Wind over Langsett

Langsett and Midhope

Wind over Langsett

So much is known by the wind
that scours the moors, exposes stones,
buried bones, grey heather roots
in blackened peat, half-hidden
high explosive quietly rusting;

so much is worked on – traces
of old tank tracks erased,
new growth of chancing trees
stunted, sparse;

so much time
hurling its might against
the stone-worked dam,
tumbled walls of North America Farm
shattered by practice fire;

so much of stripped surfaces,
skinned back to bare frames –
barns, workers’ huts,
plane carcases’ shredded fuselage
left to rot, sink in the acid soil;
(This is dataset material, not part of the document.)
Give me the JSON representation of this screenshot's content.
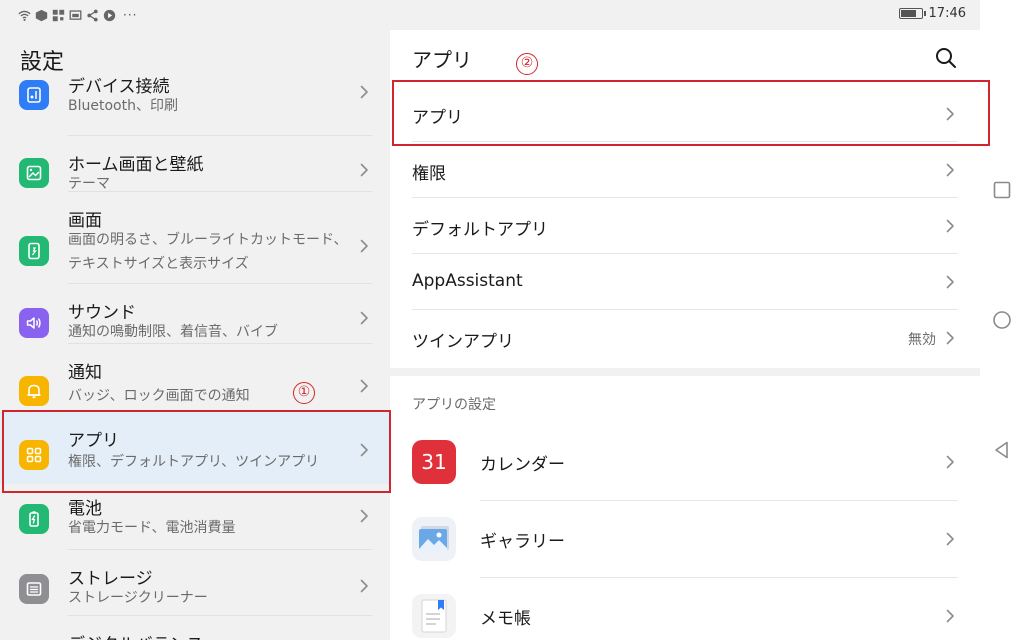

so much recalled
of nights of bombers’ moons,
burning skies’ orange glow –
Sheffield terraces, factories,

so much weight is carried –
drone of planes
letting loose their loads,
their banking turns over Hartcliffe
to make one last drop.

Sue Riley